Tuesday, April 18, 2017

Windows exploits dump by "TheShadowBrokers" - What you need to know/do

Background


This past weekend, a hacker group calling themselves “TheShadowBrokers” dumped a large amount of content which allegedly relates to the US Government’s cyber espionage activities.

Included in the dump were a number of previously unreleased vulnerability exploits, mostly targeting Windows systems. Some of these exploits provide the ability for an attacker to remotely execute code on a target system with zero client interaction using the SMB service running on port 445. This type of “wormable” vulnerability in Windows (i.e. a vulnerability that can remotely take control of a system and then use the infected system to attack other systems) is very rare. The last notable example where a working exploit was released was the “MS08-067” vulnerability which was used in the Conficker Worm in 2008.

Whilst there was initially a great deal of speculation and panic that these Windows exploits were “0 days”, i.e. unpatched vulnerabilities, Microsoft published a comprehensive blog-post indicating that all relevant exploits in the dump had already been patched in supported Operating Systems. 

Key Issues

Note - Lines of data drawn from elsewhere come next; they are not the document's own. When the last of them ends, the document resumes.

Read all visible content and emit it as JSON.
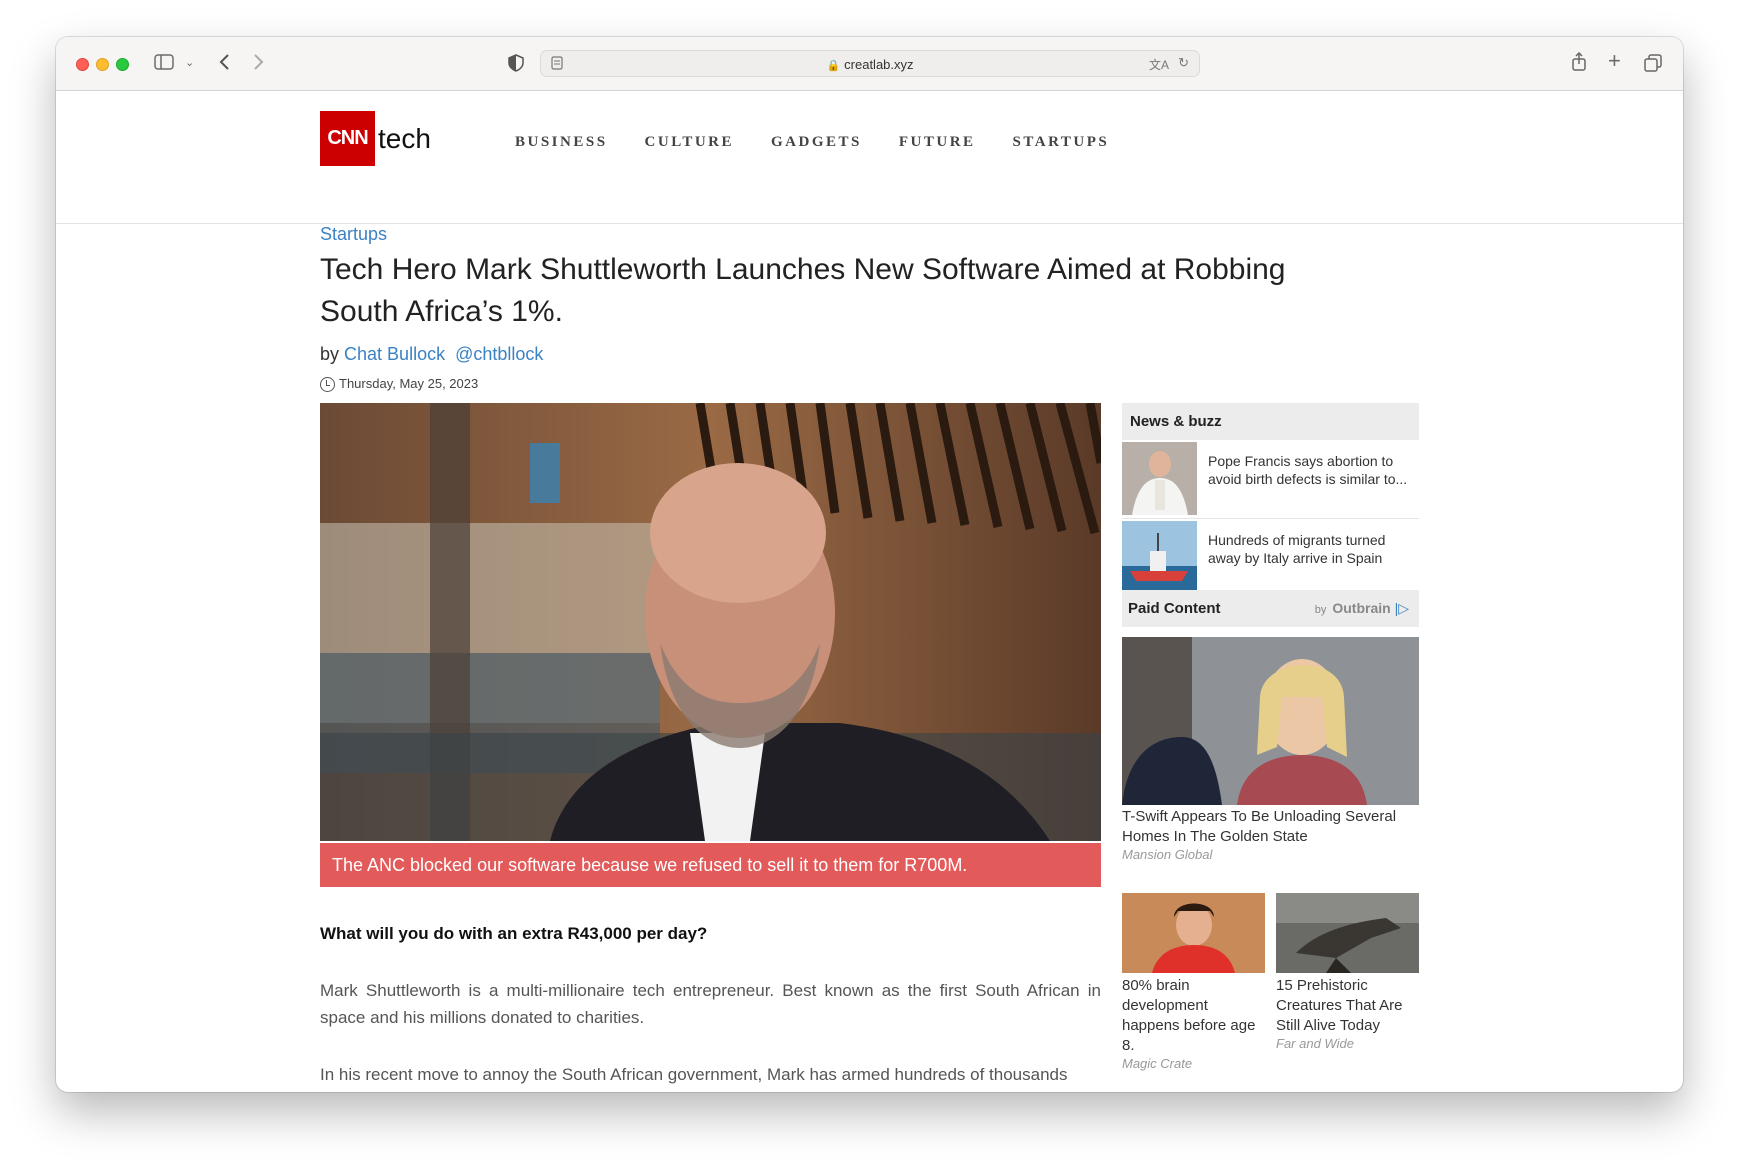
{
  "browser": {
    "url": "creatlab.xyz"
  },
  "site": {
    "logo_text": "CNN",
    "logo_suffix": "tech",
    "nav": [
      "BUSINESS",
      "CULTURE",
      "GADGETS",
      "FUTURE",
      "STARTUPS"
    ]
  },
  "article": {
    "category": "Startups",
    "headline": "Tech Hero Mark Shuttleworth Launches New Software Aimed at Robbing South Africa’s 1%.",
    "by": "by",
    "author": "Chat Bullock",
    "handle": "@chtbllock",
    "date": "Thursday, May 25, 2023",
    "caption": "The ANC blocked our software because we refused to sell it to them for R700M.",
    "subhead": "What will you do with an extra R43,000 per day?",
    "para1": "Mark Shuttleworth is a multi-millionaire tech entrepreneur. Best known as the first South African in space and his millions donated to charities.",
    "para2": "In his recent move to annoy the South African government, Mark has armed hundreds of thousands"
  },
  "sidebar": {
    "news_title": "News & buzz",
    "news": [
      {
        "text": "Pope Francis says abortion to avoid birth defects is similar to..."
      },
      {
        "text": "Hundreds of migrants turned away by Italy arrive in Spain"
      }
    ],
    "paid_title": "Paid Content",
    "paid_by": "by",
    "paid_brand": "Outbrain",
    "ads": [
      {
        "title": "T-Swift Appears To Be Unloading Several Homes In The Golden State",
        "source": "Mansion Global"
      },
      {
        "title": "80% brain development happens before age 8.",
        "source": "Magic Crate"
      },
      {
        "title": "15 Prehistoric Creatures That Are Still Alive Today",
        "source": "Far and Wide"
      }
    ]
  }
}
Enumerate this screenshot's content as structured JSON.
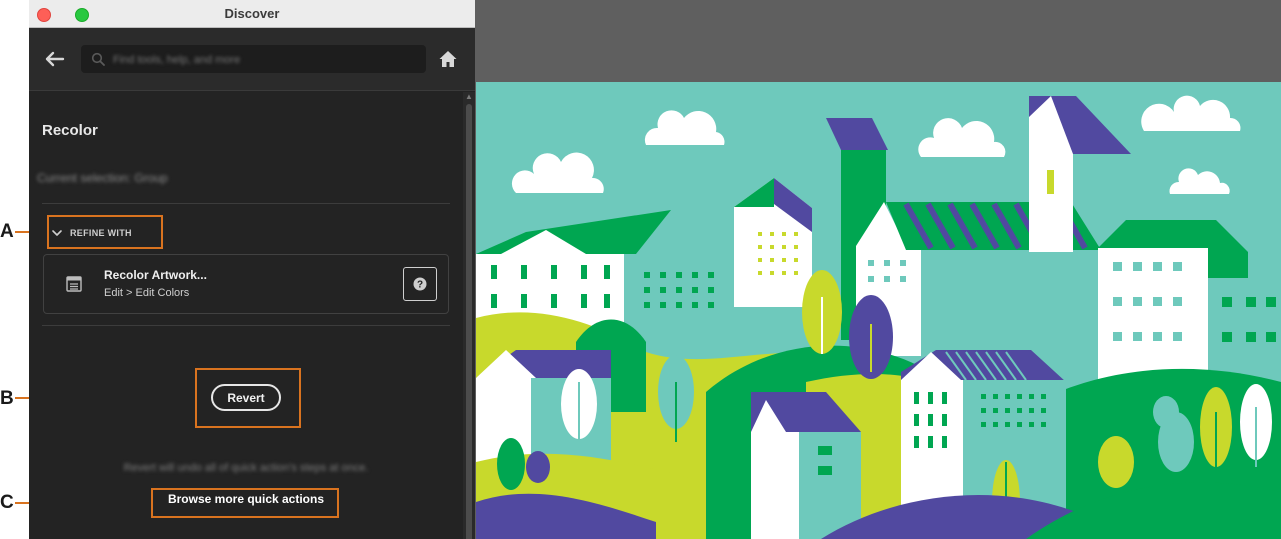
{
  "window": {
    "title": "Discover"
  },
  "navbar": {
    "back_icon": "arrow-left-icon",
    "search_placeholder": "Find tools, help, and more",
    "home_icon": "home-icon"
  },
  "panel": {
    "section_title": "Recolor",
    "context_text": "Current selection: Group",
    "refine": {
      "label": "REFINE WITH",
      "chevron_icon": "chevron-down-icon"
    },
    "action_card": {
      "icon": "artwork-icon",
      "title": "Recolor Artwork...",
      "path": "Edit > Edit Colors",
      "help_icon": "question-icon"
    },
    "revert_label": "Revert",
    "revert_note": "Revert will undo all of quick action's steps at once.",
    "browse_label": "Browse more quick actions"
  },
  "callouts": [
    {
      "letter": "A"
    },
    {
      "letter": "B"
    },
    {
      "letter": "C"
    }
  ],
  "colors": {
    "callout": "#d9731f",
    "panel_bg": "#232323",
    "sky": "#6ec9bc",
    "green": "#00a651",
    "lime": "#c8d92c",
    "purple": "#5149a0",
    "white": "#ffffff",
    "canvas": "#5f5f5f"
  }
}
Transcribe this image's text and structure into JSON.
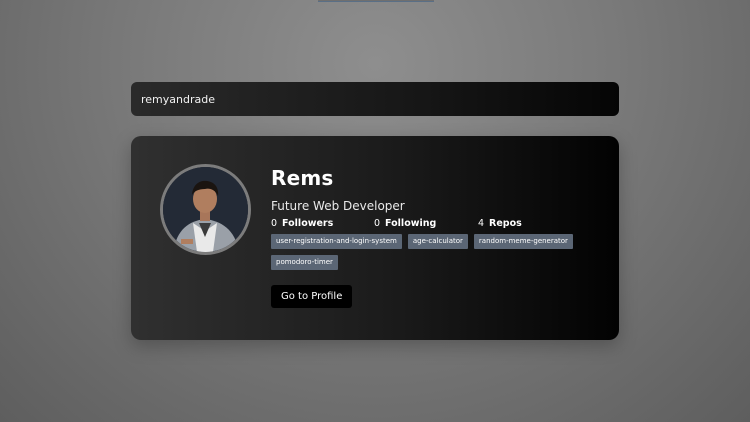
{
  "search": {
    "value": "remyandrade"
  },
  "profile": {
    "name": "Rems",
    "bio": "Future Web Developer",
    "followers_count": "0",
    "followers_label": "Followers",
    "following_count": "0",
    "following_label": "Following",
    "repos_count": "4",
    "repos_label": "Repos",
    "repos": [
      "user-registration-and-login-system",
      "age-calculator",
      "random-meme-generator",
      "pomodoro-timer"
    ],
    "profile_button": "Go to Profile"
  },
  "colors": {
    "card_bg": "#1a1a1a",
    "repo_tag": "#5b6675",
    "button_bg": "#000000"
  }
}
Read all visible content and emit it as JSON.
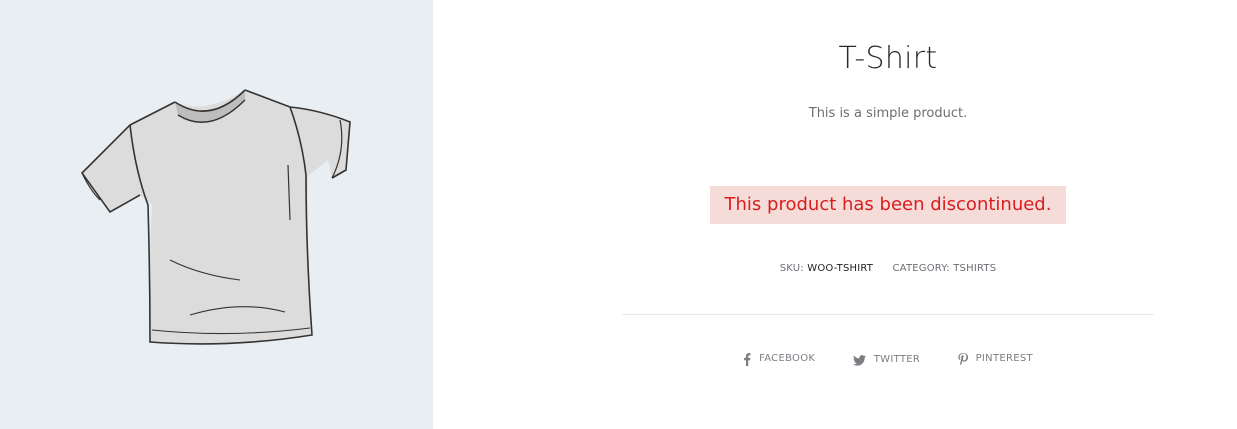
{
  "product": {
    "title": "T-Shirt",
    "short_description": "This is a simple product.",
    "notice": "This product has been discontinued.",
    "notice_colors": {
      "text": "#d81e1e",
      "background": "#f5dcd9"
    },
    "image_alt": "t-shirt-illustration"
  },
  "meta": {
    "sku_label": "SKU:",
    "sku_value": "WOO-TSHIRT",
    "category_label": "CATEGORY:",
    "category_value": "TSHIRTS"
  },
  "share": {
    "items": [
      {
        "label": "FACEBOOK",
        "icon": "facebook-icon"
      },
      {
        "label": "TWITTER",
        "icon": "twitter-icon"
      },
      {
        "label": "PINTEREST",
        "icon": "pinterest-icon"
      }
    ]
  }
}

It is important to note the following:
  1. These vulnerabilities still exist in unsupported Operating Systems such as Windows Server 2003 which will not receive patches.
  2. Some of the most critical vulnerabilities were only fixed in the March 2017 “Patch Tuesday” release.
As such, organisations running older Windows Operating Systems or which have not applied the latest patches to their newer Windows Operating Systems may still be at risk from these vulnerabilities.

Our Recommendations


We would therefore recommend that organisations take the following immediate actions:
  • Scan for Windows machines where port 445 is externally exposed to incoming traffic from the Internet and block this at the firewall.
  • Where servers were found with this port open, review server logs to look for evidence of malicious activity.
  • Prepare a plan to patch all Windows machines with the key patch (MS17-010) and any of the other patches from the Microsoft blog-post above which have not yet been applied.
  • Prepare a mitigation plan for any Windows machines which are unsupported or cannot be patched in a timely fashion.
  • Review the list of exploits to look for non-Windows exploits which may directly affect you.

We would also recommend the following, mid to long term actions:
  • Ensure that you have a robust Patch Management process in place to allow timely application of updates.
  • Ensure all non-vital ports are inaccessible externally across the technology environment.
  • Prepare a plan to upgrade unsupported OSes as soon as possible.


Closing thoughts


This incident also shows the importance of being prepared for a case when an attacker gains internal network access (be it through a “0 day” vulnerability or through social engineering. 

Organisations should ensure that strong detection controls are in place to discover unexpected or malicious activity in the internal network and design the network to make it harder for an attacker to move laterally from one part of the network to another without detection.

Josh Grossman
Senior Information Security Consultant and Team Leader
@JoshCGrossman